Virtual Reality in journalism: New report provides an overview of a growing platform for storytelling

AUSTIN, TEXAS — March 13, 2016 — How big a role will virtual reality play in the future of news? This is the topic of a new report, which explores the use of virtual reality as a medium for new, immersive storytelling, providing a view into its potential for growth and the challenges ahead.

REPORT: Viewing the Future? Virtual Reality in Journalism

Viewing the Future? Virtual Reality in Journalism, report by Patrick Doyle, Mitch Gelman and Sam Gill on, 3/13/2016

Produced by Knight Foundation in collaboration with the USA TODAY NETWORK, the report chronicles the rise of virtual reality in journalism as a new way to inform and engage audiences. It offers a survey of news organizations, catalogs key projects, provides a review of existing studies and introduces new research in the space. The report establishes 2016 as a make-or-break year for virtual reality in news and asks: Will adoption become widespread? Or will virtual reality journalism succumb to issues such as costs, accessibility, production difficulties and ethical considerations?

“While the future of virtual reality in journalism is still uncertain, this report helps us to see where the growth is trending, and emphasizes the questions that still need to be answered to better predict the potential impact immersive storytelling may have on the field,” said Sam Gill, Knight Foundation vice president for learning and impact.

The report, “Viewing the Future?
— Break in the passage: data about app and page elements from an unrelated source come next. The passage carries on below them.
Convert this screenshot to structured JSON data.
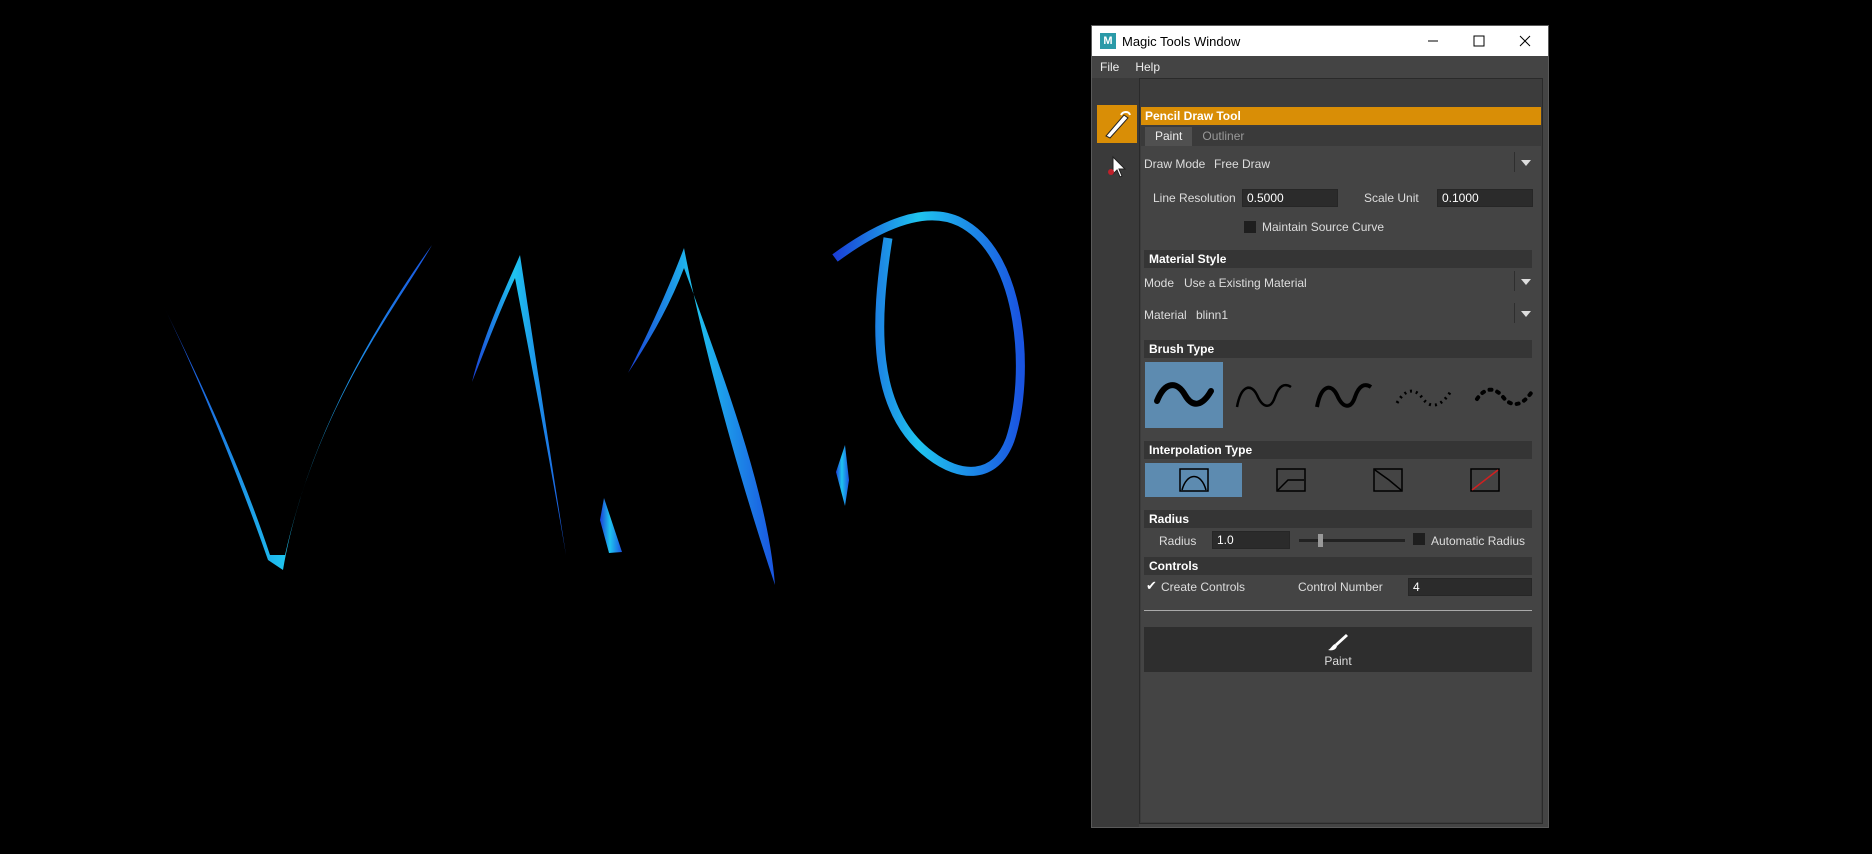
{
  "window": {
    "title": "Magic Tools Window",
    "app_icon_letter": "M",
    "controls": [
      "minimize-icon",
      "maximize-icon",
      "close-icon"
    ]
  },
  "menu": [
    "File",
    "Help"
  ],
  "sidebar": {
    "tools": [
      {
        "icon": "pencil-icon",
        "active": true
      },
      {
        "icon": "select-cursor-icon",
        "active": false
      }
    ]
  },
  "tool_header": "Pencil Draw Tool",
  "tabs": [
    {
      "label": "Paint",
      "active": true
    },
    {
      "label": "Outliner",
      "active": false
    }
  ],
  "draw_mode": {
    "label": "Draw Mode",
    "value": "Free Draw"
  },
  "line_resolution": {
    "label": "Line Resolution",
    "value": "0.5000"
  },
  "scale_unit": {
    "label": "Scale Unit",
    "value": "0.1000"
  },
  "maintain_source_curve": {
    "label": "Maintain Source Curve",
    "checked": false
  },
  "material_style": {
    "header": "Material Style",
    "mode_label": "Mode",
    "mode_value": "Use a Existing Material",
    "material_label": "Material",
    "material_value": "blinn1"
  },
  "brush_type": {
    "header": "Brush Type",
    "options": [
      "brush-solid-icon",
      "brush-thin-icon",
      "brush-taper-icon",
      "brush-dotted-icon",
      "brush-dots-icon"
    ],
    "selected": 0
  },
  "interpolation_type": {
    "header": "Interpolation Type",
    "options": [
      "interp-curve-icon",
      "interp-linear-icon",
      "interp-step-icon",
      "interp-none-icon"
    ],
    "selected": 0
  },
  "radius": {
    "header": "Radius",
    "label": "Radius",
    "value": "1.0",
    "slider_level": 0.2,
    "auto_label": "Automatic Radius",
    "auto_checked": false
  },
  "controls": {
    "header": "Controls",
    "create_label": "Create Controls",
    "create_checked": true,
    "check_glyph": "✔",
    "number_label": "Control Number",
    "number_value": "4"
  },
  "paint_button": {
    "label": "Paint",
    "icon": "paint-brush-icon"
  },
  "viewport": {
    "stroke_color": "#1fc4ef",
    "edge_color": "#1a3fd6"
  }
}
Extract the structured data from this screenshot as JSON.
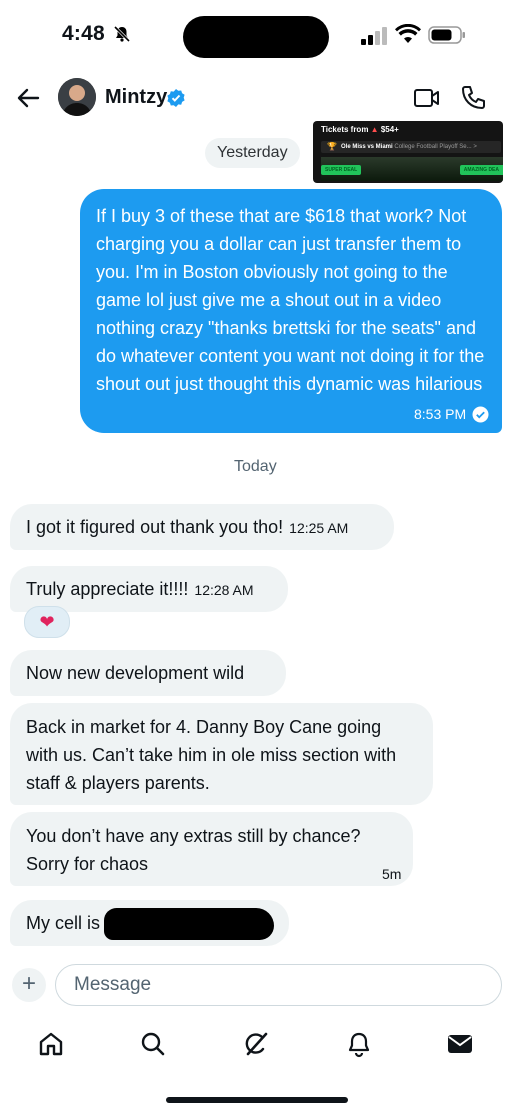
{
  "status_bar": {
    "time": "4:48"
  },
  "header": {
    "name": "Mintzy"
  },
  "ticket_preview": {
    "title": "Tickets from",
    "price": "$54+",
    "event": "Ole Miss vs Miami",
    "event_sub": "College Football Playoff Se...",
    "badge_left": "SUPER DEAL",
    "badge_right": "AMAZING DEA"
  },
  "dates": {
    "yesterday": "Yesterday",
    "today": "Today"
  },
  "sent_message": {
    "text": "If I buy 3 of these that are $618 that work? Not charging you a dollar can just transfer them to you. I'm in Boston obviously not going to the game lol just give me a shout out in a video nothing crazy \"thanks brettski for the seats\" and do whatever content you want not doing it for the shout out just thought this dynamic was hilarious",
    "time": "8:53 PM"
  },
  "received_messages": [
    {
      "text": "I got it figured out thank you tho!",
      "time": "12:25 AM"
    },
    {
      "text": "Truly appreciate it!!!!",
      "time": "12:28 AM",
      "reaction": "❤"
    },
    {
      "text": "Now new development wild",
      "time": ""
    },
    {
      "text": "Back in market for 4. Danny Boy Cane going with us. Can’t take him in ole miss section with staff & players parents.",
      "time": ""
    },
    {
      "text": "You don’t have any extras still by chance? Sorry for chaos",
      "time": "5m"
    },
    {
      "text": "My cell is",
      "time": ""
    }
  ],
  "composer": {
    "placeholder": "Message",
    "plus": "+"
  },
  "tabs": [
    "home-icon",
    "search-icon",
    "grok-icon",
    "notifications-icon",
    "messages-icon"
  ],
  "colors": {
    "accent": "#1d9bf0",
    "bubble_gray": "#eff3f4"
  }
}
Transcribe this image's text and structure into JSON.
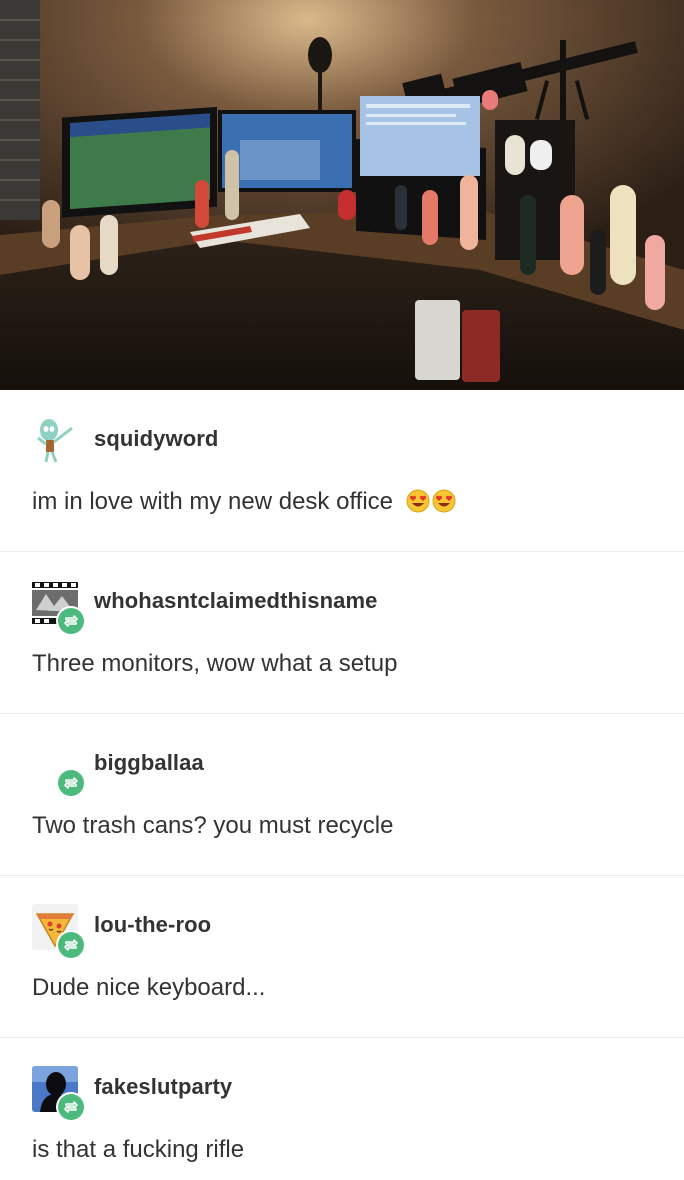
{
  "posts": [
    {
      "username": "squidyword",
      "text": "im in love with my new desk office",
      "emojis": [
        "heart-eyes-emoji",
        "heart-eyes-emoji"
      ],
      "avatar_icon": "squidward-dab-avatar",
      "reblog": false
    },
    {
      "username": "whohasntclaimedthisname",
      "text": "Three monitors, wow what a setup",
      "avatar_icon": "film-strip-avatar",
      "reblog": true
    },
    {
      "username": "biggballaa",
      "text": "Two trash cans? you must recycle",
      "avatar_icon": "blank-avatar",
      "reblog": true
    },
    {
      "username": "lou-the-roo",
      "text": "Dude nice keyboard...",
      "avatar_icon": "pizza-slice-avatar",
      "reblog": true
    },
    {
      "username": "fakeslutparty",
      "text": "is that a fucking rifle",
      "avatar_icon": "silhouette-avatar",
      "reblog": true
    }
  ],
  "colors": {
    "reblog_green": "#4cba7d",
    "text": "#333333",
    "divider": "#ececec"
  },
  "icons": {
    "reblog": "reblog-icon"
  }
}
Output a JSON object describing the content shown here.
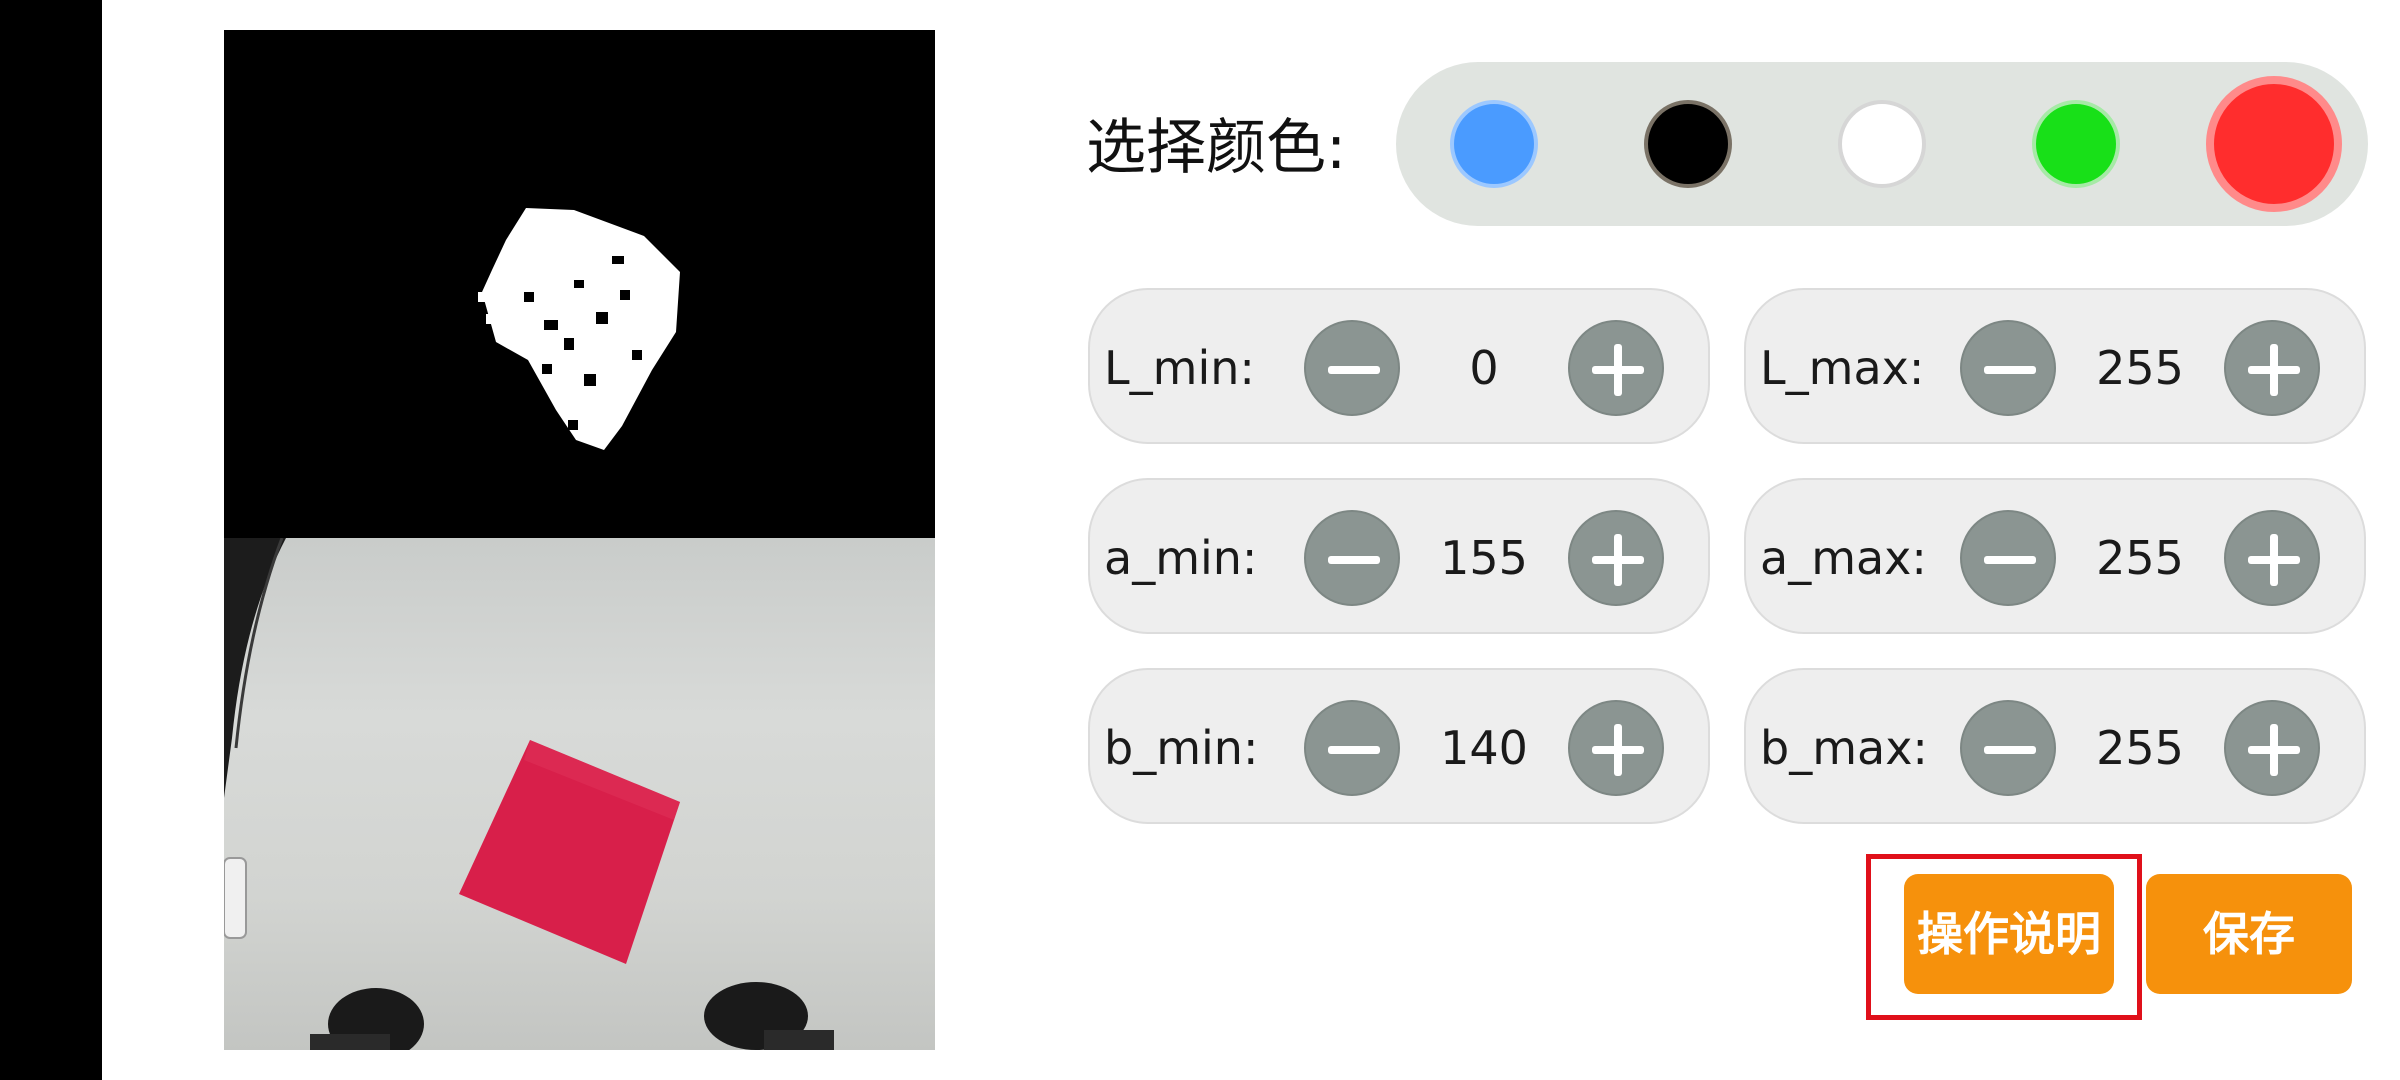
{
  "color_selector": {
    "label": "选择颜色:",
    "swatches": [
      {
        "name": "blue",
        "color": "#4a9bff",
        "selected": false
      },
      {
        "name": "black",
        "color": "#000000",
        "selected": false
      },
      {
        "name": "white",
        "color": "#ffffff",
        "selected": false
      },
      {
        "name": "green",
        "color": "#18e018",
        "selected": false
      },
      {
        "name": "red",
        "color": "#ff2d2d",
        "selected": true
      }
    ]
  },
  "params": {
    "l_min": {
      "label": "L_min:",
      "value": "0"
    },
    "l_max": {
      "label": "L_max:",
      "value": "255"
    },
    "a_min": {
      "label": "a_min:",
      "value": "155"
    },
    "a_max": {
      "label": "a_max:",
      "value": "255"
    },
    "b_min": {
      "label": "b_min:",
      "value": "140"
    },
    "b_max": {
      "label": "b_max:",
      "value": "255"
    }
  },
  "actions": {
    "instructions_label": "操作说明",
    "save_label": "保存"
  },
  "colors": {
    "accent_orange": "#f6910c",
    "stepper_gray": "#8b9592",
    "highlight_red": "#e0101a",
    "object_red": "#d81f4a"
  }
}
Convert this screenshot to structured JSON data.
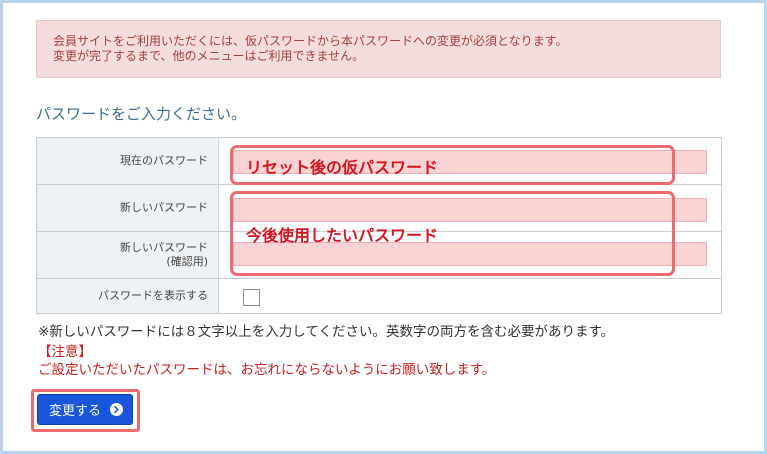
{
  "alert": {
    "line1": "会員サイトをご利用いただくには、仮パスワードから本パスワードへの変更が必須となります。",
    "line2": "変更が完了するまで、他のメニューはご利用できません。"
  },
  "form": {
    "prompt": "パスワードをご入力ください。",
    "rows": [
      {
        "label": "現在のパスワード"
      },
      {
        "label": "新しいパスワード"
      },
      {
        "label": "新しいパスワード",
        "sublabel": "(確認用)"
      },
      {
        "label": "パスワードを表示する"
      }
    ]
  },
  "annotations": {
    "current": "リセット後の仮パスワード",
    "new": "今後使用したいパスワード"
  },
  "notes": {
    "requirement": "※新しいパスワードには８文字以上を入力してください。英数字の両方を含む必要があります。",
    "attention_label": "【注意】",
    "attention_text": "ご設定いただいたパスワードは、お忘れにならないようにお願い致します。"
  },
  "submit": {
    "label": "変更する"
  },
  "colors": {
    "primary": "#1a56db",
    "highlight": "#ec6b70",
    "alert_bg": "#f4dcdd",
    "warning_text": "#cc1f1f"
  }
}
Virtual Reality in Journalism,” identifies several emerging themes, charting the beginnings of virtual reality and where it is headed. Importantly, it includes a study of the broader virtual and augmented reality marketplace and how journalism fits into it, conducted by data analysis firm Quid with Knight support. These findings show that interest in virtual reality is being driven by big technology firms such as Google, Microsoft and Facebook, and industries such as retail, education, sports and health care.

The Quid study identifies 454 companies committed to virtual reality and augmented reality businesses. Of these, 20 percent are focused on education and gaming; 25.5 percent are hardware focused; and 54.5 percent concentrate on real-world applications. Journalism fits into the “real-world applications” category, an area where investment has increased in recent years. However, the highest investments can be seen in hardware. The report highlights that $4 billion was invested in the virtual reality space between 2010 and 2015; and the number of new investors in the technology, content creation and distribution of virtual reality experiences increased 27 percent in 2015 over 2014.

Other key takeaways from the report include:

· Virtual reality journalism has the potential to grow: There is optimism among content creators that the use of immersive storytelling in journalism will expand, and early tests show that audiences enjoy the medium’s power to bring them closer to the event and break down barriers.

· Limited accessibility can interfere with adoption: Access to virtual reality viewers is still limited. While newsrooms have made efforts to distribute headsets and encourage use, people still want fast, cheap and easy ways to consume news.

· Few virtual reality experiences have attracted advertising: Testing ways to include advertising and brand messaging in virtual reality content are underway, but whether it can be monetized by news organizations is uncertain.

· Journalists need to dig deeper into ethical questions: How does the journalist fit into the scene they are creating? Can virtual reality create misleading experiences? How is a subject’s privacy protected?

· Virtual reality is expensive to produce: While technology continues to evolve, the time and effort required to produce these virtual reality stories limits its wide adoption, especially by smaller news outlets.

“As pioneers in virtual reality storytelling, the USA TODAY NETWORK values partnerships that inform our business strategies and innovations on this new platform,” said Kevin Gentzel, chief revenue officer, Gannett. “Partnering with Knight Foundation on this report allows us, and others in the industry, to see the big picture and use the insights to educate ourselves and our clients on potential growth opportunities.”

“The report outlines how consumers are becoming increasingly interested in virtual reality and reveals new opportunities for journalists and news organizations to embrace immersive storytelling,” said Jennifer Preston. “In addition, it reinforces the need for journalists and content creators to share best practices and experiment with innovative forms of news delivery.”

Knight Foundation presented the report to a panel on virtual reality journalism at SXSW: Interactive today.

The report forms part of Knight Foundation’s efforts to support journalism excellence by exploring the digital transformation of the field, including new storytelling and newsgathering techniques. Knight has made several investments in this area including recent support to Frontline for a collaboration with Emblematic Group to create best practices in immersive storytelling.

Download the full report here: [link].

About the John S. and James L. Knight Foundation

Knight Foundation supports transformational ideas that promote quality journalism, advance media innovation, engage communities and foster the arts. The foundation believes that democracy thrives when people and communities are informed and engaged. For more, visit


The USA TODAY NETWORK is the largest local to national media network in the country. Powered by integrated and award-winning news organizations with deep roots in 92 local communities, plus USA TODAY, the multiplatform news network informs and engages more than 100 million people every month through its diverse portfolio of digital, mobile, and publishing products.


Anusha Alikhan, director of communications, John S. and James L. Knight Foundation, 305-908-2646, [email protected]